The musée des Beaux-Arts is setting up a restoration plan that involves preventive data and improved climate control in addition to the planned preservation objectives.

You can discover the work of restorers clicking on these two videos :


Nettoyage de la patine : "La Mort de Sapho"... par Webmestre_MuseBeauxArts

Restauration du bras de Sapho : "La Mort de... par Webmestre_MuseBeauxArts

          Par Giuseppina Ferrara (musée des Arts Décoratifs et du Design de Bordeaux.)
© Musée des Beaux-Arts-mairie de Bordeaux. M.Crubilé.

Inspection, cleaning and restoration of works while the museum is closed

While the museum was closed to the public during various building works that took place in 2011 and then in 2012, the institution’s scientific and technical teams took advantage of the lull to concentrate on perfecting the museum’s collections of paintings and sculptures.

A succession of different restorers, all qualified to work on the artworks, have come and gone at the museum. In order to restore certain works to their former splendors for public viewing, the restorers carried out operations that went from simple cleaning – the regular restoration work undertaken for purely aesthetic reasons – to more complex interventions.

In total, about 50 works benefited from the restorers’ careful attention, including sculptures by Zadkine, Rivière and Barye, among others, and François-André Vincent’s large painting, La Leçon de labourage (The Ploughing Lesson).
Restauration d'une sculpture d'Henri Rivière©Musée des Beaux-Arts-mairie de Bordeaux          Restauration d'une statue de Lucien Schnegg ©Musée des Beaux-Arts-mairie de Bordeaux. Cliché M.Crubilé         REstauration de Cybèle de Rodin ©Musée des Beaux-Arts-mairie de Bordeaux. M.Crubilé
Restaurations des sculptures, par l'Atelier de la Croix Blanche. Octobre-Novembre 2012.

Among the restored works are: 

- Vierge à l'enfant avec des saints (Madonna and Child with Saints), an oil on wood by the ‘Painter of the Disbelief of St Thomas’ (Venetian school, late 15th century), which had not been exhibited for several years because it was covered by a ‘facing’ that protected the paint layer. The ‘facing’ involves the application of a protective sheet of Japanese paper with animal glue, in order to avoid the loss of any painting matter. The ‘facing’ was removed, and a sheet of glass was placed over the wooden panel.

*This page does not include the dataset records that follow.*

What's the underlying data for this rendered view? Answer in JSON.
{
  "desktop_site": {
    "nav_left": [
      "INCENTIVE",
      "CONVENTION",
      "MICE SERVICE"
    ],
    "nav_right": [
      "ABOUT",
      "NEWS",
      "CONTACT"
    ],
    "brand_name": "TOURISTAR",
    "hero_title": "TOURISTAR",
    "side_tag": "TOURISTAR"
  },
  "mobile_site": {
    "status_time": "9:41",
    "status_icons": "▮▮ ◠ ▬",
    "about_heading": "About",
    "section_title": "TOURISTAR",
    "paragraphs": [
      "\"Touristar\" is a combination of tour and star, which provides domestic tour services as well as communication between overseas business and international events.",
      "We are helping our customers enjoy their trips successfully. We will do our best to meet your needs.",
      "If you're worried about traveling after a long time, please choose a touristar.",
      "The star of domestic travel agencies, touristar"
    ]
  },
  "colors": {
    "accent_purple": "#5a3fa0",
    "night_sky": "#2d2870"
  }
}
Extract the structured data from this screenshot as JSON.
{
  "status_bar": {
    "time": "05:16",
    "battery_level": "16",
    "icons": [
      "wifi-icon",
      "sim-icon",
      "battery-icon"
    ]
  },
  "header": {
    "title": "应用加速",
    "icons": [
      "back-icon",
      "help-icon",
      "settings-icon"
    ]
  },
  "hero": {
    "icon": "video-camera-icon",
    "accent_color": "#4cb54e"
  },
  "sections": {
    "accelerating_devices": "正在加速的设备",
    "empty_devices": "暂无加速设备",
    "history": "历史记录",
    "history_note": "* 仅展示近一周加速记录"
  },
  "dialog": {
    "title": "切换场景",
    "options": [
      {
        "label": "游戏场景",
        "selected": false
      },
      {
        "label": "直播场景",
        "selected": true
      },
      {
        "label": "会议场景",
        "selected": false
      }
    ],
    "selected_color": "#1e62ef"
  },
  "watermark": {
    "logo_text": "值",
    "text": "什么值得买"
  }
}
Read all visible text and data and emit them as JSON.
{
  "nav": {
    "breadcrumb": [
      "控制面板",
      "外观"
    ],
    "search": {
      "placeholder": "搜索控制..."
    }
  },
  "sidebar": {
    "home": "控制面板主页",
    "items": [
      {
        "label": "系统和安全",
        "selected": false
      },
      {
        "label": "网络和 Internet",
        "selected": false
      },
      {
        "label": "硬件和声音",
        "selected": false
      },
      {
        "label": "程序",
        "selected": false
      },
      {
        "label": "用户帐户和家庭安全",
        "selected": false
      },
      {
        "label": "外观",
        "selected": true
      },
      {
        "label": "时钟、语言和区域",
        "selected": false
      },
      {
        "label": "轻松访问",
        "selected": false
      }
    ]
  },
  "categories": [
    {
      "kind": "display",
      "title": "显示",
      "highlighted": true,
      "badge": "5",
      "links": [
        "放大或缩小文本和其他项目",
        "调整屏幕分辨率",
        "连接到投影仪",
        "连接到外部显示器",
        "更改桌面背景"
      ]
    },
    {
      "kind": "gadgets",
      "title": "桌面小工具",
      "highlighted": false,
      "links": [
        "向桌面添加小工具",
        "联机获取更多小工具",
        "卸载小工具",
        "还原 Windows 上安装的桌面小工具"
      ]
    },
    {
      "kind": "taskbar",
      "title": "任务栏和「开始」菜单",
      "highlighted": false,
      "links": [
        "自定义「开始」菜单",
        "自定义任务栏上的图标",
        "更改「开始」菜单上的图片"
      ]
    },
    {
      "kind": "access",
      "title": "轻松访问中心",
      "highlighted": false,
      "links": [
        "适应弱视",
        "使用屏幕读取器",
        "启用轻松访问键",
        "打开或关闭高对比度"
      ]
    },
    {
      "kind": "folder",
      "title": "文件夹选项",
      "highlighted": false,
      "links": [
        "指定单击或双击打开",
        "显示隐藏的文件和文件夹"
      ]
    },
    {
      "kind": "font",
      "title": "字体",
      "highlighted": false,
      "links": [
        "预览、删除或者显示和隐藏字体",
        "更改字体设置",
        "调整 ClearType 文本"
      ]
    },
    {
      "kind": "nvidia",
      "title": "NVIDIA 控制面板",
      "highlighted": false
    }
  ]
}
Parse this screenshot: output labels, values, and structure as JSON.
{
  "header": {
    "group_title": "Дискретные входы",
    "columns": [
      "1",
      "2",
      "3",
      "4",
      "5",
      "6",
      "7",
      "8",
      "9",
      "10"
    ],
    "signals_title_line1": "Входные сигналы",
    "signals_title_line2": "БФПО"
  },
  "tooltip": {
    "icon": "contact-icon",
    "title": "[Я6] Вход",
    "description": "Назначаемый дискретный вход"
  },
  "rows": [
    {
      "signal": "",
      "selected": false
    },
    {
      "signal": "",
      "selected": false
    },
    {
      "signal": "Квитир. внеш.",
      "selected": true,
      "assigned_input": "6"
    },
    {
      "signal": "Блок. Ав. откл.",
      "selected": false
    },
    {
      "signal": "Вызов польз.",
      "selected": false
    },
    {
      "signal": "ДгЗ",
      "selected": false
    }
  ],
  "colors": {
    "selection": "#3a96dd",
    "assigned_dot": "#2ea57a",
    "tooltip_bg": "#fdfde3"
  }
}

-L'Adoration des bergers (Adoration of the Shepherds), an oil on slate by Abraham Hondius (Dutch school, 17th century). The cracked support was strengthened then placed in a wooden framed box.

- Campement de bohémiens dans les ruines de la villa Mécène à Tivoli (Bohemian Camp in the Ruins of Maecenas’s Villa in Tivoli), an oil on copper by Filippo Napoletano (Italian school, 17th century), on which the oxidized varnish was regenerated.

-Sacrifice, a mixed technique using gouache and sand on André Masson’s painting (French school, 20th century), removing the dust and fixing the numerous cracks, then making an environmental chamber for it.

Le Printemps (Spring), a terracotta bust by Jean-Baptiste Carpeaux (French school, 19th century), the dirty surface of which was cleaned.


In recent years, most restorations were undertaken because the state of certain works in the collection required emergency work. It was, above all, a question of acting urgently to preserve individual works.

But the museum also carried out regular basic or preventive operations on works due to go out on loan. In those instances, it was the loan that justified the restoration.

The Musée des Beaux-Arts is now taking advantage of its 10-yearly check to prioritize the restorations that must be carried out in the coming years. It is also soliciting studies from the C2RMF (Research and Restoration Center for French Museums) and will base its decisions on their diagnostics.

Image de la restauration d'une sculpture par l'atelier de la Croix Blanche © Musée des Beaux-Arts-mairie de Bordeaux. Cliché M.Crubilé.

Restauration d'une sculpture par l'atelier de la Croix Blanche © Musée des Beaux-Arts-mairie de Bordeaux. Cliché M.Crubilé.